The team of Stackable added a new Map Block for displaying the map with the location marker. It comes with customization options for height and size and zoom level as well as choice to display additional buttons for Street View, full-size view or to offer different map types.
Ivica Delic just released the Blocks Detector Finder plugin, and it joins the league of other block finder tools. It analyses your website to find all the Gutenberg Blocks that are in use. It also detects the blocks that don’t work any more because plugins were removed.
Find my Blocks by Eddy Sims offers similar insights in the usage of blocks around your site.
WordCamp Europe Talks on WordPress TV (Part 3)
Ryan Welcher: Creating a pre-publish checklist for Gutenberg (Workshop)
In this workshop, geared towards developers, participants created a custom plugin that will define a configurable pre-publish checklist that must be met before content can be published.
Tammie Lister: Growing the WordPress design system
In this talk, Lister showed why one needs the system and how important it is for the project, why if one doesn’t build on those foundations, it’ll make an unstable base. Lister dreams beyond today at what could be, where could we go, and what can we learn from the existing design systems? She covered processes and tools to look at possible solutions to our problems today.
- Creating interactive blocks: old, new, and good ways, JuanMa Garrido
- Extending Gutenberg with SlotFill, Ryan Welcher
- Blockity McBlock Blocks, Oh My! w/ Evan Mullins
- Block Themes – The Future of FSE, Imran Sayed
- Delivering Personalised Experiences using WordPress, Paul Halfpenny
Matt Mullenweg, Josepha Haden: In Conversation – a Town hall style Q & A with Matt Mullenweg, co-founder of WordPress and Josepha Haden Chomphosy, executive directory of the WordPress open-source project.
Upcoming WordPress Events
July 27 , 2022 – 3 pm EDT / 19:00 pm UTC
Webinar: Call for Testing WordPress Full Site Editing: Category Customization with Courtney Robertson, presented by GoDaddy Pro
November 18, 2022
WordFest Live 2022
Call for speakers ends August 15, 2022
WordCamps around the World
September 2 + 3, 2022

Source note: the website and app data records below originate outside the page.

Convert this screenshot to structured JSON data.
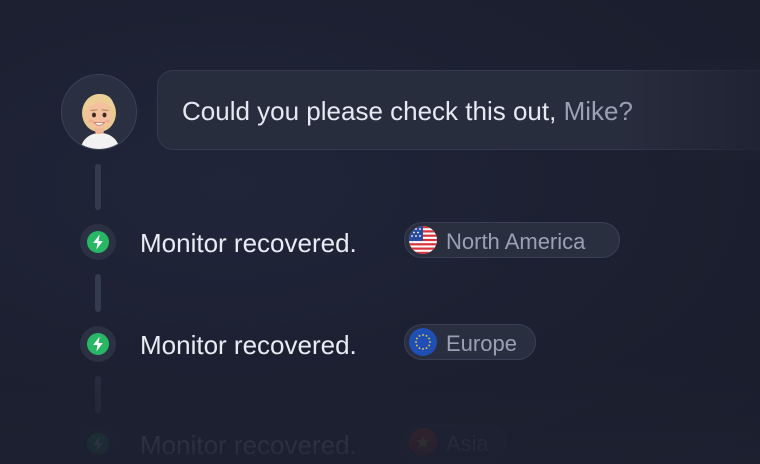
{
  "comment": {
    "text": "Could you please check this out,",
    "mention": "Mike?"
  },
  "events": [
    {
      "text": "Monitor recovered.",
      "region": "North America",
      "icon": "lightning-bolt-icon",
      "flag": "us-flag-icon"
    },
    {
      "text": "Monitor recovered.",
      "region": "Europe",
      "icon": "lightning-bolt-icon",
      "flag": "eu-flag-icon"
    },
    {
      "text": "Monitor recovered.",
      "region": "Asia",
      "icon": "lightning-bolt-icon",
      "flag": "vietnam-flag-icon"
    }
  ],
  "colors": {
    "background": "#1c2030",
    "status_up": "#28b765",
    "mention": "#9aa1b3"
  }
}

WordCamp Jinja 2022, about 2 hrs West of Kampala, Uganda. Calls for sponsors, speakers, and volunteers are open now.
September 3 + 4, 2022
WordCamp Kathmandu, Nepal
September 9 – 11, 2022
WordCamp US in San Diego
September 24 + 25, 2022
Learn WordPress Online Workshop
July 26, 2022 – 12 pm EDT / 16:00 UTC
The ABCs of Blogging: Advanced Blogging (Part Two) with Bud Kraus
July 26, 2022 5pm EDT / 21:00 UTC
Styling your site with global styles with Wes Theron and Alycia
July 28th, 2022 – 3 pm EDT / 19:00 UTC
Builder Basics: Let’s Build a Custom Theme (No Coding Required) – Part 2 with Nick Diego
July 28, 2022 5 pm EDT / 21:00 UTC
Theme Development Workflows for Different Types of Developers with Daisy Olsen
Virtual WordPress Meetups
July 26 at 6:00 PM EDT / 22:00 UTC
“Mega Meetup” – Block Intro & Project Frameworks with Vito Peleg showing off Atarim.io and with Anne Katzeff providing a Beginner’s Guide to Gutenberg Blocks.